• **WHAT IS EXPECTED**
Please return all lines of the data below containing the string "rest".

....

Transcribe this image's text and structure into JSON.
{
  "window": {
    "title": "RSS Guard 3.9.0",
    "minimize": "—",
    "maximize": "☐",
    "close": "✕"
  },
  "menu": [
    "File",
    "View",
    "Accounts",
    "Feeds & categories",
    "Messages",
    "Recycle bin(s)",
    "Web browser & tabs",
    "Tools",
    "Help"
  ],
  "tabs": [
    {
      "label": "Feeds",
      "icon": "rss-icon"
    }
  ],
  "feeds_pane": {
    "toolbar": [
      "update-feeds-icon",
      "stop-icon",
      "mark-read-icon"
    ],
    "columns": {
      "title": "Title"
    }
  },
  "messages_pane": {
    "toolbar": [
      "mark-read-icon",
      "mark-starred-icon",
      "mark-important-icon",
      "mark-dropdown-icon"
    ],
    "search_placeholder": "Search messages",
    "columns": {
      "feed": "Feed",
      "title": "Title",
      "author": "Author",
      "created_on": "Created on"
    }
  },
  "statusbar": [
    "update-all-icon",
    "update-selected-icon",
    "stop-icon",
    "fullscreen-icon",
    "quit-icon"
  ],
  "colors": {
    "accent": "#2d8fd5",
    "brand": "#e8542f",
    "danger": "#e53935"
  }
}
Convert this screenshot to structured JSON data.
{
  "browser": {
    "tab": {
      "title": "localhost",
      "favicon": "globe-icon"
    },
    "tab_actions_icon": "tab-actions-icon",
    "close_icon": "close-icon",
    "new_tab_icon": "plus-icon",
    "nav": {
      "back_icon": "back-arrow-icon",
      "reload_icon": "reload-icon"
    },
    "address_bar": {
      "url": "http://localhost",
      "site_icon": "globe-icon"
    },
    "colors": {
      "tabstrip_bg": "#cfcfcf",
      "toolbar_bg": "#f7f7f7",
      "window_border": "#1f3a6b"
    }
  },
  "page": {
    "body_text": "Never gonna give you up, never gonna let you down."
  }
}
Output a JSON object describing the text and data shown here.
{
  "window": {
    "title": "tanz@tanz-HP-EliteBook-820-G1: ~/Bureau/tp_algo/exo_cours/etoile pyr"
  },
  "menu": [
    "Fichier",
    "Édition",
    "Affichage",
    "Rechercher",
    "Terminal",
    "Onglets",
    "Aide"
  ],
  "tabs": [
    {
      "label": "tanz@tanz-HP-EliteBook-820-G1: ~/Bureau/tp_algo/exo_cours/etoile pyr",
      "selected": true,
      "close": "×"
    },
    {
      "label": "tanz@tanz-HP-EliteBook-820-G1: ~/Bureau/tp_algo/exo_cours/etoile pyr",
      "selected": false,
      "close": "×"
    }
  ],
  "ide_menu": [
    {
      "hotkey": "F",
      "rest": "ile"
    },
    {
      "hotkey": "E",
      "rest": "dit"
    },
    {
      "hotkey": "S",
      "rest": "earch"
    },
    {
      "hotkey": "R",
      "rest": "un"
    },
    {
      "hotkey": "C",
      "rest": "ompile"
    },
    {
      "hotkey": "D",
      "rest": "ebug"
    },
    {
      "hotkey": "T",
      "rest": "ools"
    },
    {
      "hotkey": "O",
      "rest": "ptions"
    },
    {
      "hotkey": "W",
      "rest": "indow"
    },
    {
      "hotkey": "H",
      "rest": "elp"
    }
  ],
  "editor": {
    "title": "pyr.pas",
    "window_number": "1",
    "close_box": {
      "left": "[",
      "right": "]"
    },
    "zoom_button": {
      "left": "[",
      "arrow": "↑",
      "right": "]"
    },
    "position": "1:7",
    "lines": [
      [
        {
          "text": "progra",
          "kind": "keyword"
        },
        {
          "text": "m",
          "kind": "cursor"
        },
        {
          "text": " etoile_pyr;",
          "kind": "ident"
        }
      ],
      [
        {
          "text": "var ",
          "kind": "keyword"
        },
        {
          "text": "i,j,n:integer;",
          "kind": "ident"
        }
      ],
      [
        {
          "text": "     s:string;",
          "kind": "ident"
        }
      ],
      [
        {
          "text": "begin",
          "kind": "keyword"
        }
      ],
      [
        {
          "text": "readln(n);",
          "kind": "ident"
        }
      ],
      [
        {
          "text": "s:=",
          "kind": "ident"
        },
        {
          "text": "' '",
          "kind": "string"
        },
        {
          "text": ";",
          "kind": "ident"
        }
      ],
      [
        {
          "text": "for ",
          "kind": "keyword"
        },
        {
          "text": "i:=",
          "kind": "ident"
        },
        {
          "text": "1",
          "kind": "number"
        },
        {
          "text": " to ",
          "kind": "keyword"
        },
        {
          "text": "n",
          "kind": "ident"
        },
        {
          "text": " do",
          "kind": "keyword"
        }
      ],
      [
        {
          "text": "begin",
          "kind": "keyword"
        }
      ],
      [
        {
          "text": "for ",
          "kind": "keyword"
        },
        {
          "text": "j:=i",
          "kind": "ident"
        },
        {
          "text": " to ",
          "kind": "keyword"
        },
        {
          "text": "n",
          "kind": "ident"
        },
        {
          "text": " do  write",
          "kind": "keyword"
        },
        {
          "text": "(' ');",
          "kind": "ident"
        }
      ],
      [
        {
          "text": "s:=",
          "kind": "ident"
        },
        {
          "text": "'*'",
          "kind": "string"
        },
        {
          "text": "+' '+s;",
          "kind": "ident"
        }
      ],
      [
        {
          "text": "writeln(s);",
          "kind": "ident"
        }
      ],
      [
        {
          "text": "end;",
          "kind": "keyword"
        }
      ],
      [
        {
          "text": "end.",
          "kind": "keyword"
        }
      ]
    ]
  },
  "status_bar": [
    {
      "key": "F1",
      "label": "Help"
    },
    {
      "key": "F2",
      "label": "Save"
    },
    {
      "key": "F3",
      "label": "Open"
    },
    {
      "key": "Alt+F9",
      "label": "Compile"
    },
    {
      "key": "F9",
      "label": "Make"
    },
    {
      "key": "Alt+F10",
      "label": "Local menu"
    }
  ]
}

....

• **YOUR SOLUTION**
      "rest": "ile"
      "rest": "dit"
      "rest": "earch"
      "rest": "un"
      "rest": "ompile"
      "rest": "ebug"
      "rest": "ools"
      "rest": "ptions"
      "rest": "indow"
      "rest": "elp"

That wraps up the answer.